EXERCISE OBJECTIVE:
For every entry that follows, return an identical copy.

LISTED RECORDS:
>>>

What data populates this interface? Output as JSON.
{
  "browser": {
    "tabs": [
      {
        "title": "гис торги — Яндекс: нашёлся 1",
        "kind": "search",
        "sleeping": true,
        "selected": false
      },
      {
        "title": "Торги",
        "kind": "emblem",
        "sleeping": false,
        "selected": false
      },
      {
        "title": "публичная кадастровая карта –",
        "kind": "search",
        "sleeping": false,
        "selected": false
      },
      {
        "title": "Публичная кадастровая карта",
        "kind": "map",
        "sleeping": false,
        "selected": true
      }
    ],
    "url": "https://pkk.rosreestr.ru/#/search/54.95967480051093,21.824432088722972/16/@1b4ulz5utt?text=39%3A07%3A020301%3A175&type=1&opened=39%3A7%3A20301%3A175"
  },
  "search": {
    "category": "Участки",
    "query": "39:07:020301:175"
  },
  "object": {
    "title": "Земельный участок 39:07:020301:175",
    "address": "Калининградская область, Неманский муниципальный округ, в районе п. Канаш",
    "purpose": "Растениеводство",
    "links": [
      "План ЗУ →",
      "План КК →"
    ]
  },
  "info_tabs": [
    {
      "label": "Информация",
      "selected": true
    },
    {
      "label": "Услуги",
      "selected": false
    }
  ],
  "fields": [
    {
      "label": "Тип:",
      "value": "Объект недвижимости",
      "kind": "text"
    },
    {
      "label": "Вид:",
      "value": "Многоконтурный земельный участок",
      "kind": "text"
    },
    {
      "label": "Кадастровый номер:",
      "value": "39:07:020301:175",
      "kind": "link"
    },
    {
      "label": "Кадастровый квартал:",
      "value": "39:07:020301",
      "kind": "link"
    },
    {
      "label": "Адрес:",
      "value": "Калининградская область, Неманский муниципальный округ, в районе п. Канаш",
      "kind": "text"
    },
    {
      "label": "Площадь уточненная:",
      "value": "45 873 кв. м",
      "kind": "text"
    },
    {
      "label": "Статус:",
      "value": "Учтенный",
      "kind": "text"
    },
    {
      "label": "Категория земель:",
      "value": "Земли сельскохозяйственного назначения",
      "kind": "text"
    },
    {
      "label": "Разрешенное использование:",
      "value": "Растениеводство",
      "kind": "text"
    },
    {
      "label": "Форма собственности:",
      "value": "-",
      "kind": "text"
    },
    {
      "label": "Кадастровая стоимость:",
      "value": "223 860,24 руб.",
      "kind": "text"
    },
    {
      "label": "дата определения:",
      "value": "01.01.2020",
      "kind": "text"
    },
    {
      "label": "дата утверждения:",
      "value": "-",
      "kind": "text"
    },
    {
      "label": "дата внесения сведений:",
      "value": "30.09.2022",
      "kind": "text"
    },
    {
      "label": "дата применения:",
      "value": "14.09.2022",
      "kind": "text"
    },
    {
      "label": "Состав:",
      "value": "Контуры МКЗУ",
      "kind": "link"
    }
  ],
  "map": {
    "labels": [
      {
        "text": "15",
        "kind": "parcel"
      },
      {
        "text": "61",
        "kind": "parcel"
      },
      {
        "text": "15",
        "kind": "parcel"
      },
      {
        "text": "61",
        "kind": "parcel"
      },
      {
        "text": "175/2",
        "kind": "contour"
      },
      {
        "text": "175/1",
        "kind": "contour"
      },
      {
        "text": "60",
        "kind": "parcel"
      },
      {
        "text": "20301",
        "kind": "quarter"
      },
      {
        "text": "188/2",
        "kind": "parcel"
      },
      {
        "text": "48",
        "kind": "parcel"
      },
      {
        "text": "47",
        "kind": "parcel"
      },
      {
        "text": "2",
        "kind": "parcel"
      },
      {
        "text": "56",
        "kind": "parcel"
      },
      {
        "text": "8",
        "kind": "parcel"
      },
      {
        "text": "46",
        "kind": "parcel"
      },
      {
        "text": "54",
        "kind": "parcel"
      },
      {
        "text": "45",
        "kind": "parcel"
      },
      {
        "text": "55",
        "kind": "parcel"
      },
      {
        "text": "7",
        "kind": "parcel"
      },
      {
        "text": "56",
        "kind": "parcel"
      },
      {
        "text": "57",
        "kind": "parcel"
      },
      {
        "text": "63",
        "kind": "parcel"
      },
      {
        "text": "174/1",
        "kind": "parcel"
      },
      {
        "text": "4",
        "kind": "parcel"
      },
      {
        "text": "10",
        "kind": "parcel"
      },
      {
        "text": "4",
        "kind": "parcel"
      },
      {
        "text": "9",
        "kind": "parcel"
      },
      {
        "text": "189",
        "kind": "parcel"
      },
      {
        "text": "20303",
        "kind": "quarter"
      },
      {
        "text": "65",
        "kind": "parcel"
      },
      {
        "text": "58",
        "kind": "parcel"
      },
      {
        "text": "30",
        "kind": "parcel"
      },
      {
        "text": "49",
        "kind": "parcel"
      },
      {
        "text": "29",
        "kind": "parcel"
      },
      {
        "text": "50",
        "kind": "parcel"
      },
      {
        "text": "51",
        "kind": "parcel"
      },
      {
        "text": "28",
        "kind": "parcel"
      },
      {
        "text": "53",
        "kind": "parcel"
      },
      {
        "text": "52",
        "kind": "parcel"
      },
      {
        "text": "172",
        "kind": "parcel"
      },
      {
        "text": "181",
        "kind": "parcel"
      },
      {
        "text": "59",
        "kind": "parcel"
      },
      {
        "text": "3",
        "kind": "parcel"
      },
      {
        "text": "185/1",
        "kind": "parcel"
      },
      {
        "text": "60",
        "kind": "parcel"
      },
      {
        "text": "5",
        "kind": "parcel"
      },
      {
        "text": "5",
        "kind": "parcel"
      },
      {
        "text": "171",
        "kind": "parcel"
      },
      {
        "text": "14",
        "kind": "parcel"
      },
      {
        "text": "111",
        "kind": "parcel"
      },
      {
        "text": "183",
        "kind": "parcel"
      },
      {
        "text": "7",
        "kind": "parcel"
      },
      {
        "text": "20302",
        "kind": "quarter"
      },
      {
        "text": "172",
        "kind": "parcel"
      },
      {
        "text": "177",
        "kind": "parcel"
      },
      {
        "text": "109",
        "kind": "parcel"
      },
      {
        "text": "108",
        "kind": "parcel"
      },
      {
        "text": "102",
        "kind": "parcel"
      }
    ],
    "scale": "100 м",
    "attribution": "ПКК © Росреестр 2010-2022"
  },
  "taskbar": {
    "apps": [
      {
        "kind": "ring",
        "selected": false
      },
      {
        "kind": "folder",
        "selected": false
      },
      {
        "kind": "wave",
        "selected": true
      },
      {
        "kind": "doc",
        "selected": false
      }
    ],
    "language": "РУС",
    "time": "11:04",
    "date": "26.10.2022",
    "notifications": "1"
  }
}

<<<

OUTPUT BELOW:
What data populates this interface? Output as JSON.
{
  "browser": {
    "tabs": [
      {
        "title": "гис торги — Яндекс: нашёлся 1",
        "kind": "search",
        "sleeping": true,
        "selected": false
      },
      {
        "title": "Торги",
        "kind": "emblem",
        "sleeping": false,
        "selected": false
      },
      {
        "title": "публичная кадастровая карта –",
        "kind": "search",
        "sleeping": false,
        "selected": false
      },
      {
        "title": "Публичная кадастровая карта",
        "kind": "map",
        "sleeping": false,
        "selected": true
      }
    ],
    "url": "https://pkk.rosreestr.ru/#/search/54.95967480051093,21.824432088722972/16/@1b4ulz5utt?text=39%3A07%3A020301%3A175&type=1&opened=39%3A7%3A20301%3A175"
  },
  "search": {
    "category": "Участки",
    "query": "39:07:020301:175"
  },
  "object": {
    "title": "Земельный участок 39:07:020301:175",
    "address": "Калининградская область, Неманский муниципальный округ, в районе п. Канаш",
    "purpose": "Растениеводство",
    "links": [
      "План ЗУ →",
      "План КК →"
    ]
  },
  "info_tabs": [
    {
      "label": "Информация",
      "selected": true
    },
    {
      "label": "Услуги",
      "selected": false
    }
  ],
  "fields": [
    {
      "label": "Тип:",
      "value": "Объект недвижимости",
      "kind": "text"
    },
    {
      "label": "Вид:",
      "value": "Многоконтурный земельный участок",
      "kind": "text"
    },
    {
      "label": "Кадастровый номер:",
      "value": "39:07:020301:175",
      "kind": "link"
    },
    {
      "label": "Кадастровый квартал:",
      "value": "39:07:020301",
      "kind": "link"
    },
    {
      "label": "Адрес:",
      "value": "Калининградская область, Неманский муниципальный округ, в районе п. Канаш",
      "kind": "text"
    },
    {
      "label": "Площадь уточненная:",
      "value": "45 873 кв. м",
      "kind": "text"
    },
    {
      "label": "Статус:",
      "value": "Учтенный",
      "kind": "text"
    },
    {
      "label": "Категория земель:",
      "value": "Земли сельскохозяйственного назначения",
      "kind": "text"
    },
    {
      "label": "Разрешенное использование:",
      "value": "Растениеводство",
      "kind": "text"
    },
    {
      "label": "Форма собственности:",
      "value": "-",
      "kind": "text"
    },
    {
      "label": "Кадастровая стоимость:",
      "value": "223 860,24 руб.",
      "kind": "text"
    },
    {
      "label": "дата определения:",
      "value": "01.01.2020",
      "kind": "text"
    },
    {
      "label": "дата утверждения:",
      "value": "-",
      "kind": "text"
    },
    {
      "label": "дата внесения сведений:",
      "value": "30.09.2022",
      "kind": "text"
    },
    {
      "label": "дата применения:",
      "value": "14.09.2022",
      "kind": "text"
    },
    {
      "label": "Состав:",
      "value": "Контуры МКЗУ",
      "kind": "link"
    }
  ],
  "map": {
    "labels": [
      {
        "text": "15",
        "kind": "parcel"
      },
      {
        "text": "61",
        "kind": "parcel"
      },
      {
        "text": "15",
        "kind": "parcel"
      },
      {
        "text": "61",
        "kind": "parcel"
      },
      {
        "text": "175/2",
        "kind": "contour"
      },
      {
        "text": "175/1",
        "kind": "contour"
      },
      {
        "text": "60",
        "kind": "parcel"
      },
      {
        "text": "20301",
        "kind": "quarter"
      },
      {
        "text": "188/2",
        "kind": "parcel"
      },
      {
        "text": "48",
        "kind": "parcel"
      },
      {
        "text": "47",
        "kind": "parcel"
      },
      {
        "text": "2",
        "kind": "parcel"
      },
      {
        "text": "56",
        "kind": "parcel"
      },
      {
        "text": "8",
        "kind": "parcel"
      },
      {
        "text": "46",
        "kind": "parcel"
      },
      {
        "text": "54",
        "kind": "parcel"
      },
      {
        "text": "45",
        "kind": "parcel"
      },
      {
        "text": "55",
        "kind": "parcel"
      },
      {
        "text": "7",
        "kind": "parcel"
      },
      {
        "text": "56",
        "kind": "parcel"
      },
      {
        "text": "57",
        "kind": "parcel"
      },
      {
        "text": "63",
        "kind": "parcel"
      },
      {
        "text": "174/1",
        "kind": "parcel"
      },
      {
        "text": "4",
        "kind": "parcel"
      },
      {
        "text": "10",
        "kind": "parcel"
      },
      {
        "text": "4",
        "kind": "parcel"
      },
      {
        "text": "9",
        "kind": "parcel"
      },
      {
        "text": "189",
        "kind": "parcel"
      },
      {
        "text": "20303",
        "kind": "quarter"
      },
      {
        "text": "65",
        "kind": "parcel"
      },
      {
        "text": "58",
        "kind": "parcel"
      },
      {
        "text": "30",
        "kind": "parcel"
      },
      {
        "text": "49",
        "kind": "parcel"
      },
      {
        "text": "29",
        "kind": "parcel"
      },
      {
        "text": "50",
        "kind": "parcel"
      },
      {
        "text": "51",
        "kind": "parcel"
      },
      {
        "text": "28",
        "kind": "parcel"
      },
      {
        "text": "53",
        "kind": "parcel"
      },
      {
        "text": "52",
        "kind": "parcel"
      },
      {
        "text": "172",
        "kind": "parcel"
      },
      {
        "text": "181",
        "kind": "parcel"
      },
      {
        "text": "59",
        "kind": "parcel"
      },
      {
        "text": "3",
        "kind": "parcel"
      },
      {
        "text": "185/1",
        "kind": "parcel"
      },
      {
        "text": "60",
        "kind": "parcel"
      },
      {
        "text": "5",
        "kind": "parcel"
      },
      {
        "text": "5",
        "kind": "parcel"
      },
      {
        "text": "171",
        "kind": "parcel"
      },
      {
        "text": "14",
        "kind": "parcel"
      },
      {
        "text": "111",
        "kind": "parcel"
      },
      {
        "text": "183",
        "kind": "parcel"
      },
      {
        "text": "7",
        "kind": "parcel"
      },
      {
        "text": "20302",
        "kind": "quarter"
      },
      {
        "text": "172",
        "kind": "parcel"
      },
      {
        "text": "177",
        "kind": "parcel"
      },
      {
        "text": "109",
        "kind": "parcel"
      },
      {
        "text": "108",
        "kind": "parcel"
      },
      {
        "text": "102",
        "kind": "parcel"
      }
    ],
    "scale": "100 м",
    "attribution": "ПКК © Росреестр 2010-2022"
  },
  "taskbar": {
    "apps": [
      {
        "kind": "ring",
        "selected": false
      },
      {
        "kind": "folder",
        "selected": false
      },
      {
        "kind": "wave",
        "selected": true
      },
      {
        "kind": "doc",
        "selected": false
      }
    ],
    "language": "РУС",
    "time": "11:04",
    "date": "26.10.2022",
    "notifications": "1"
  }
}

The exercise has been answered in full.